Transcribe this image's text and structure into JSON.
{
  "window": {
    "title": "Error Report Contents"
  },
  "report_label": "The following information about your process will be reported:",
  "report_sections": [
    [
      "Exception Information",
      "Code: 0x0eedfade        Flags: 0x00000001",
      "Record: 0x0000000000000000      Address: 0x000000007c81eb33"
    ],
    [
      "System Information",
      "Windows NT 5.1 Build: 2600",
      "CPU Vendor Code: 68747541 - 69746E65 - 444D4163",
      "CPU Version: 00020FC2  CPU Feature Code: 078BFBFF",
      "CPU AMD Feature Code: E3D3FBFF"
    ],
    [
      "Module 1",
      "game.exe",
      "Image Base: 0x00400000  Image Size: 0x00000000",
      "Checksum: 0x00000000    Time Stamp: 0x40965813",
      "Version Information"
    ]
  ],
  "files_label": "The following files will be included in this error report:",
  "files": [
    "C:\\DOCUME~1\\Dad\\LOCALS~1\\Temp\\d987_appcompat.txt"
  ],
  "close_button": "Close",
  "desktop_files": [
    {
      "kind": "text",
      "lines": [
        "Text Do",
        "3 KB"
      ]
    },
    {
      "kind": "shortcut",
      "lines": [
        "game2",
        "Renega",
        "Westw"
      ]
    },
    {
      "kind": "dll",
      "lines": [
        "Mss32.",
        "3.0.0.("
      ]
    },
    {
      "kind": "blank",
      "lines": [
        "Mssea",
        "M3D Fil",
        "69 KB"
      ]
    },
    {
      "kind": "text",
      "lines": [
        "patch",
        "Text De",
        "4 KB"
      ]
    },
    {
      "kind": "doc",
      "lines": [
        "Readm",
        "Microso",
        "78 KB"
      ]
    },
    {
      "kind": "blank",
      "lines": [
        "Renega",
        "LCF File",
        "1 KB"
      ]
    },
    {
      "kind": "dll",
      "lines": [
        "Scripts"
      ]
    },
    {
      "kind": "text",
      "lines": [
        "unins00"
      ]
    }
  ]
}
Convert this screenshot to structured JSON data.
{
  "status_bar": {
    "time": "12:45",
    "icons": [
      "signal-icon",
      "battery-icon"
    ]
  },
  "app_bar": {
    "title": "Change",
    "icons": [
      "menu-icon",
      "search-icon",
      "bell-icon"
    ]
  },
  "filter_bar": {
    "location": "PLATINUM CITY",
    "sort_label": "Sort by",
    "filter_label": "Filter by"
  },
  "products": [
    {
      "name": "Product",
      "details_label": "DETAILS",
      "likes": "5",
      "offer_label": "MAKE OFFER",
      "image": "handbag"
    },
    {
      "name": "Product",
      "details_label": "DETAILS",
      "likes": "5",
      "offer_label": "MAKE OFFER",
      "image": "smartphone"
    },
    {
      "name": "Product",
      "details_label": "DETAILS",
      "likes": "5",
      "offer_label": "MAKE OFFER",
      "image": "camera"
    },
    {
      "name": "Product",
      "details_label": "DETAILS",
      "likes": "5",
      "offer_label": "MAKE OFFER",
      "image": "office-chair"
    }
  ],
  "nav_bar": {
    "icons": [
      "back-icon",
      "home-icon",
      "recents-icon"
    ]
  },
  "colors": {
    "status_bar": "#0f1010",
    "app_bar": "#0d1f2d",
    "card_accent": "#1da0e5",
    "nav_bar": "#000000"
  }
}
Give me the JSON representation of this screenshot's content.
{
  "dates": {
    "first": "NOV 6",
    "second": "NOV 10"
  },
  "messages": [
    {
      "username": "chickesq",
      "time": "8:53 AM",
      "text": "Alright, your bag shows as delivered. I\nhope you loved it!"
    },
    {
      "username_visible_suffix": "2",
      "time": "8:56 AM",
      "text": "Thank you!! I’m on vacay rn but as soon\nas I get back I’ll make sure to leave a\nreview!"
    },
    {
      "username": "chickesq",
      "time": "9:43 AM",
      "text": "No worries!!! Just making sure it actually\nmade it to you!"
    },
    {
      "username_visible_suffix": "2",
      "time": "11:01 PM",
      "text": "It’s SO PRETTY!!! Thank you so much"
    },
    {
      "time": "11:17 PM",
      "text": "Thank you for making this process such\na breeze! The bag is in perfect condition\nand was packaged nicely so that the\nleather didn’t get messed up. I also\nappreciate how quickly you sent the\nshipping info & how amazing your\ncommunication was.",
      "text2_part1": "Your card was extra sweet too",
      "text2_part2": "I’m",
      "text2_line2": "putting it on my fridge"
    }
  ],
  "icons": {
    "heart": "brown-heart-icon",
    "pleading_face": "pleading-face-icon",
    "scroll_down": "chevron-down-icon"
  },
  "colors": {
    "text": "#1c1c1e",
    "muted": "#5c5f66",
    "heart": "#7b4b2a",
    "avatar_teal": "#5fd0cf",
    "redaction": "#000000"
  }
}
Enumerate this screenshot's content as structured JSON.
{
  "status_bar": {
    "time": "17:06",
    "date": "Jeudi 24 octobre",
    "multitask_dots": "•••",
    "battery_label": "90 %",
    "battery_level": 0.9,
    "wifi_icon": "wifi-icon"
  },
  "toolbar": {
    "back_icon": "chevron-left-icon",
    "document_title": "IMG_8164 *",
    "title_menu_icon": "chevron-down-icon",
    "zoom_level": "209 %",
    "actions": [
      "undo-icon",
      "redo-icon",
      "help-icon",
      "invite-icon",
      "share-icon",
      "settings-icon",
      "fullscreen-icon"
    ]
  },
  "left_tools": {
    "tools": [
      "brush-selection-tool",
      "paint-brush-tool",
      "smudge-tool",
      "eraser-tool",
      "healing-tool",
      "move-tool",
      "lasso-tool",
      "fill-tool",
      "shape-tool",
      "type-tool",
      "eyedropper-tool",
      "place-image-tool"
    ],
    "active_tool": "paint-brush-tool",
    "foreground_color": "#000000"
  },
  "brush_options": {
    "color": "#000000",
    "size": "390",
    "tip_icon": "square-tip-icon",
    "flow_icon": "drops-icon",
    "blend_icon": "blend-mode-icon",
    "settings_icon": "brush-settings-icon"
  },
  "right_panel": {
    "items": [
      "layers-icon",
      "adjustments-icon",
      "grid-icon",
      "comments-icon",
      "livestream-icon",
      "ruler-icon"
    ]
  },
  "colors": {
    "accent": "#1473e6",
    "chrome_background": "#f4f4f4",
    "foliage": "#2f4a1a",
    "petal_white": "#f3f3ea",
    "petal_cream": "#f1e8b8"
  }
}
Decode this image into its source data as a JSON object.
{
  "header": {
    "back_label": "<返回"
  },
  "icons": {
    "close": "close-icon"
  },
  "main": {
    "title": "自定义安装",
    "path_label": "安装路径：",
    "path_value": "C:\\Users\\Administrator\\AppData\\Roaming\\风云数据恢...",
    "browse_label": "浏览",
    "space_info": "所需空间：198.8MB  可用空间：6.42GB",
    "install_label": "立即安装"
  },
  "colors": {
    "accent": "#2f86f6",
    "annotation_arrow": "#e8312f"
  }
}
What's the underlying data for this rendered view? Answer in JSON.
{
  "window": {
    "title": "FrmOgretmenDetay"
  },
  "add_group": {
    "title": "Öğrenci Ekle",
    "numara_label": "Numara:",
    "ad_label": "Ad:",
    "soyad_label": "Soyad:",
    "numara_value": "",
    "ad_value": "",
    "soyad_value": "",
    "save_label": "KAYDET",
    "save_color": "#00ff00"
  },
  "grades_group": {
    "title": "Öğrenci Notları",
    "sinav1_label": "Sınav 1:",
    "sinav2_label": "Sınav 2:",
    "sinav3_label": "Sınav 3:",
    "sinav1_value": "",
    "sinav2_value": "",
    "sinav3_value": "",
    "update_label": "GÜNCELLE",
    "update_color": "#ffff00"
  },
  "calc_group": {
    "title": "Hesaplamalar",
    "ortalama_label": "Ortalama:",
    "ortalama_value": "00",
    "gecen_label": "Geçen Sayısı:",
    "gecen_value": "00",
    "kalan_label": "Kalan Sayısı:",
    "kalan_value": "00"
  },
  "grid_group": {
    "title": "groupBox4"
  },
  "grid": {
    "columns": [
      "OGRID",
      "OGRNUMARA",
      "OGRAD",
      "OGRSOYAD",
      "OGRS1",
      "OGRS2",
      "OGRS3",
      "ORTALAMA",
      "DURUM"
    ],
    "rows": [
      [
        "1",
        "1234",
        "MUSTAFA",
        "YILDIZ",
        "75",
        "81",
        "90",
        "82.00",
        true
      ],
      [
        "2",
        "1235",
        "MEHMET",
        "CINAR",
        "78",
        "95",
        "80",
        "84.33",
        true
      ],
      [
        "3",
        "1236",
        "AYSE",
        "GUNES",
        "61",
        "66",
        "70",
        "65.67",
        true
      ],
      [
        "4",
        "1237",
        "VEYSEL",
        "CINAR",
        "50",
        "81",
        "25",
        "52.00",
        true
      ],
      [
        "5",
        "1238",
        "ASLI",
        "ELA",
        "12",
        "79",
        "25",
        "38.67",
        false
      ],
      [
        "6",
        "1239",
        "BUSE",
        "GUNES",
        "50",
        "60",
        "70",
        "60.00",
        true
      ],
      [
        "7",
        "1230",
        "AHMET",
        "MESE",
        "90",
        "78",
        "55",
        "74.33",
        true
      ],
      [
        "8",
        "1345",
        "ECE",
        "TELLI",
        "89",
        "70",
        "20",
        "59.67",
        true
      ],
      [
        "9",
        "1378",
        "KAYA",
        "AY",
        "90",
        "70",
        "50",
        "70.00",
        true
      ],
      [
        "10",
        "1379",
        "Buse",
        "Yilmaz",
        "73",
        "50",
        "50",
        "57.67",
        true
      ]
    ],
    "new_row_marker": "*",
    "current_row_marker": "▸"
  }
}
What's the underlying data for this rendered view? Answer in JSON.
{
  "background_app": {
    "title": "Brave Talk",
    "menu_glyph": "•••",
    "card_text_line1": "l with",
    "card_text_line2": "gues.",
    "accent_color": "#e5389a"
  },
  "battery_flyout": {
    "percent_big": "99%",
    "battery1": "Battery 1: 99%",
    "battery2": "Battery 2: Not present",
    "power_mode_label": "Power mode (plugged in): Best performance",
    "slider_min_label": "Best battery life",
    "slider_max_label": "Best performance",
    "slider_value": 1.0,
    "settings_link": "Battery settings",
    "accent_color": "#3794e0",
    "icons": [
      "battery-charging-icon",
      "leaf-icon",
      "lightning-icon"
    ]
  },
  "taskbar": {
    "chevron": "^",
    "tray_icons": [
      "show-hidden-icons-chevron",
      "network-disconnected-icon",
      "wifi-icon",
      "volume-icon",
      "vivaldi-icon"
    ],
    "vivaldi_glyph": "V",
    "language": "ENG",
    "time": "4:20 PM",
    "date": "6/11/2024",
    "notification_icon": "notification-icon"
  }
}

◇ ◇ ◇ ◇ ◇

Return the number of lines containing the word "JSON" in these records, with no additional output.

7